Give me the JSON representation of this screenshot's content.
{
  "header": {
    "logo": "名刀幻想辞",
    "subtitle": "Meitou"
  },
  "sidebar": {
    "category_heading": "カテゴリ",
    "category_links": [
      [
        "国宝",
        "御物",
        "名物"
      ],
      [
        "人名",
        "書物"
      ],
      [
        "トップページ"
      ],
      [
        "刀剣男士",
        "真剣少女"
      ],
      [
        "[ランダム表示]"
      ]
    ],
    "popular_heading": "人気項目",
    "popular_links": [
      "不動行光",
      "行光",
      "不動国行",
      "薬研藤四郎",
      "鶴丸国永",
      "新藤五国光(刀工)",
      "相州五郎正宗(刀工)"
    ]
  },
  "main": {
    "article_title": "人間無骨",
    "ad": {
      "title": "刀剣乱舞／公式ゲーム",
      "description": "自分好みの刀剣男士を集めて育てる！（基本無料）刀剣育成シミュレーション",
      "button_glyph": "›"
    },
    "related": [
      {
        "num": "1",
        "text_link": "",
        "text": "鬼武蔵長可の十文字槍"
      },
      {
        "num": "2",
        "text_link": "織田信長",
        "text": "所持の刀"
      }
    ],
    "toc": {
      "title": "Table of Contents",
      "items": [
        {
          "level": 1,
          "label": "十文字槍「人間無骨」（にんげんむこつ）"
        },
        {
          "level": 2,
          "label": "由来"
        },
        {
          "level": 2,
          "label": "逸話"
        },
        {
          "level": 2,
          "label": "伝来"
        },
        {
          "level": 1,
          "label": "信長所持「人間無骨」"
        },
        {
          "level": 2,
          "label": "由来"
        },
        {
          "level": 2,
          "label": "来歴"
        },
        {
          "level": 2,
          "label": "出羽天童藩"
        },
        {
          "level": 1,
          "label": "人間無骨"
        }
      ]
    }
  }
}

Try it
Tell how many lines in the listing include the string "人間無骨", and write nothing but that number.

Answer to the problem
4